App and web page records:
◆ ◆ ◆ ◆ ◆
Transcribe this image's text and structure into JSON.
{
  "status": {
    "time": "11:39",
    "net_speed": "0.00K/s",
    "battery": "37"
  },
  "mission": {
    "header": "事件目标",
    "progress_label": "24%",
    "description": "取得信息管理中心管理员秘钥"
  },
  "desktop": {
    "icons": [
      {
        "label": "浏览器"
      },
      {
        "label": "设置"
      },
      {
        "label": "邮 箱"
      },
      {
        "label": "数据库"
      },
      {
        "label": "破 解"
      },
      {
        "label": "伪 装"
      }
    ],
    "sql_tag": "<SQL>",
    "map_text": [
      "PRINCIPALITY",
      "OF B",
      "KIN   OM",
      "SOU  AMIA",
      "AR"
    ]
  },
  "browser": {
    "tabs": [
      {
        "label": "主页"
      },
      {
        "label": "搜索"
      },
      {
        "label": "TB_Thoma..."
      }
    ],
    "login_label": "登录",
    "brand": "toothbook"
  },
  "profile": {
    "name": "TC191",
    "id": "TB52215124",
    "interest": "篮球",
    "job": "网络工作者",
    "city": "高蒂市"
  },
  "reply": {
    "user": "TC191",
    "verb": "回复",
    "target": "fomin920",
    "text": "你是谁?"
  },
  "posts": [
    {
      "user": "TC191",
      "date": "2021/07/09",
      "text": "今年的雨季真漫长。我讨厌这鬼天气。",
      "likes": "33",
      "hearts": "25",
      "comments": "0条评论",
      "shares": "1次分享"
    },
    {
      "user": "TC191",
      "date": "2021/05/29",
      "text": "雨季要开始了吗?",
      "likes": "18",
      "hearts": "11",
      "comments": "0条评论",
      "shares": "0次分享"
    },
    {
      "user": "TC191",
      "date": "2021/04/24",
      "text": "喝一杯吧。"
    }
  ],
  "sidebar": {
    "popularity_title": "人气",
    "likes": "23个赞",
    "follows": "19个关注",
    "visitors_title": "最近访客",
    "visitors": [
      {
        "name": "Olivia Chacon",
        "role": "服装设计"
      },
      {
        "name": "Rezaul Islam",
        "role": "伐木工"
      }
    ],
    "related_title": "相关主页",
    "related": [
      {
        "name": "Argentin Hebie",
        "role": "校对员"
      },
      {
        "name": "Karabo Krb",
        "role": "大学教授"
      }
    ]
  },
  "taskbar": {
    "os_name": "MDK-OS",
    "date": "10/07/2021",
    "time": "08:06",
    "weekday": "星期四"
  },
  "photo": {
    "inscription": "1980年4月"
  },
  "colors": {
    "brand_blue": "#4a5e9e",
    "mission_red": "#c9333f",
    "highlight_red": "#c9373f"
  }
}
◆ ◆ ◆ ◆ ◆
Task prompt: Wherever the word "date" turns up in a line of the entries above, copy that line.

Response area:
      "date": "2021/07/09",
      "date": "2021/05/29",
      "date": "2021/04/24",
    "date": "10/07/2021",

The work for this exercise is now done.